Last week, dozens of informal science education stakeholders met in Washington D.C. for the biennial Advancing Informal STEM Learning (AISL) Primary Investigator meeting, organized by the Center for the Advancement of Informal Science Education (CAISE). The meeting provided a platform for outreach professionals to show off their National Science Foundation-supported programs, share insights and best practices, and confer with researchers and evaluators about future directions in the field.
The first day featured technical assistance sessions for PIs, provided by NSF program officers and CAISE leadership. One session focused on evaluation in informal learning, one of the major themes for the conference. Attendees noted confusion about whether the intent of evaluation was to determine the effectiveness of projects for enhancing learning, or to simply determine whether the projects had met their goals. There was also a call for clarifying the distinction between evaluation of, and research on, informal learning.
On the second day, conference attendees were addressed by Joan Ferrini-Mundy, Assistant Director of the Education and Human Resources Directorate at the National Science Foundation. At the last PI meeting in 2012, Ferrini-Mundy stunned attendees with her decision to rebrand the NSF Informal Science Education (ISE) program as AISL, redirecting the program’s focus towards supporting research about learning in informal environments. This year, her remarks were much less controversial, instead touching upon on strategies for improving the visibility of informal education programs.
Attendees then split up into multiple breakout sessions:
- Broadening Participation in Informal STEM Education
- Connecting with Scientists: What are the Needs & Unexplored Opportunities?
- How is Technology Building New Audiences for ISE?
- ISE Contributions to the STEM Workforce
- ISE Networks, Infrastructure & Resource Centers
- Learning & Learning Environments: Research, Design & Implementation
- Measuring Learning Across ISE Projects
- Mining the Field: What Are We Learning?
Discussions ranged widely, though a common motif was how the lessons learned from current effective approaches can be applied more broadly to grow the field.
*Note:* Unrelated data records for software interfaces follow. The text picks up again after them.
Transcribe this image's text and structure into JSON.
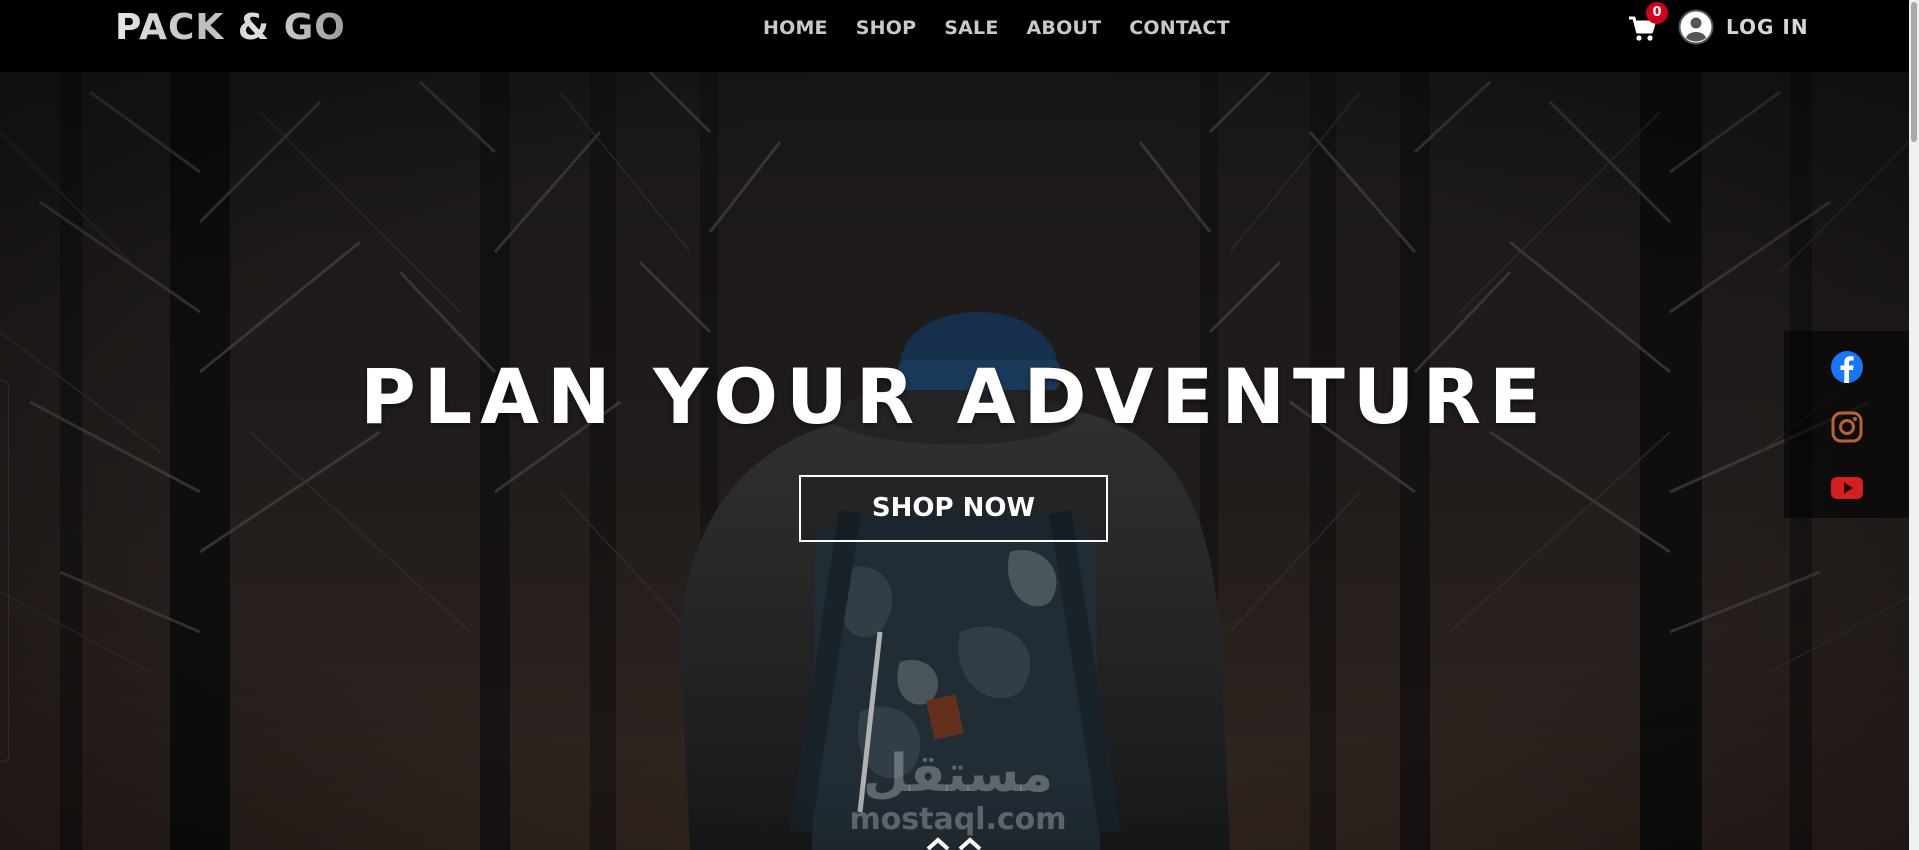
{
  "brand": {
    "name": "PACK & GO"
  },
  "nav": {
    "links": [
      {
        "label": "HOME"
      },
      {
        "label": "SHOP"
      },
      {
        "label": "SALE"
      },
      {
        "label": "ABOUT"
      },
      {
        "label": "CONTACT"
      }
    ]
  },
  "cart": {
    "count": "0",
    "icon": "cart-icon"
  },
  "account": {
    "login_label": "LOG IN",
    "icon": "user-circle-icon"
  },
  "hero": {
    "title": "PLAN YOUR ADVENTURE",
    "cta_label": "SHOP NOW"
  },
  "social": {
    "items": [
      {
        "name": "facebook",
        "icon": "facebook-icon",
        "color": "#1877f2"
      },
      {
        "name": "instagram",
        "icon": "instagram-icon",
        "color": "#b8623a"
      },
      {
        "name": "youtube",
        "icon": "youtube-icon",
        "color": "#d21f1f"
      }
    ]
  },
  "watermark": {
    "arabic": "مستقل",
    "latin": "mostaql.com"
  },
  "colors": {
    "navbar_bg": "#000000",
    "badge": "#d0021b",
    "hero_text": "#ffffff"
  }
}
Attendees also felt it important that the field include stakeholders beyond those supported by NSF, a point that was emphasized during a lunch panel that featured staff from several different federal agencies (including NASA, NOAA and the National Endowment for the Arts) talking about how their organizations supported informal STEM education programs.
PIs showed off their individual programs during an afternoon poster session. The diversity of programs ranged from small-scale programs at individual institutions to larger efforts like media projects and national outreach networks, covering the entire breadth of STEM fields.
For the conference’s final day, attendees got to choose from a series of open sessions nominated by their fellow PIs:
- Cultural Competency And Cultural Relevancy Strategies For Broader Engagement And Impact
- The Intersection Of Art As Science: Arts/Science Connection
- STEM And Public Libraries
- How Do You Measure Success?
- ISE and Scientists: Helping Each Other Cross the Divide
- What Are The “Big” Research Questions We Should Focus On Regarding Broader Participation In The Field?
- Broadening Participation Through Media
- Informal STEM Media/Tech/Social Media
- Place-Based Education And Community Involvement
- Learning In Public Places
One of the collective take-aways from these sessions was that the community needs to come up with strategies to ensure that the informal science infrastructure be set up so that existing programs and individuals can support each other. Such infrastructure should include clearly defined terms and goals, identification both of successful and unsuccessful approaches to doing informal education, making resources widely available and establishment of platforms for collaboration and interaction amongst stakeholders.
Given this infrastructure, the conference attendees determined that a logical next step is to demonstrate the importance and value of informal STEM education to those who are not currently engaged or involved. Attendees felt that both top-down and ground-up approaches could be used to build support for the informal education field and expand its reach and effectiveness. Potential ideas that were mentioned included a landscape study of existing informal education programs, a separate conference to discuss these themes, and drafting of a white paper to be shared with top administrators. Certainly laudable goals to aim for by the time the meeting returns in 2016.
A Storify of tweets from the conference can be found here.
Information about the conference can be found on the CAISE website.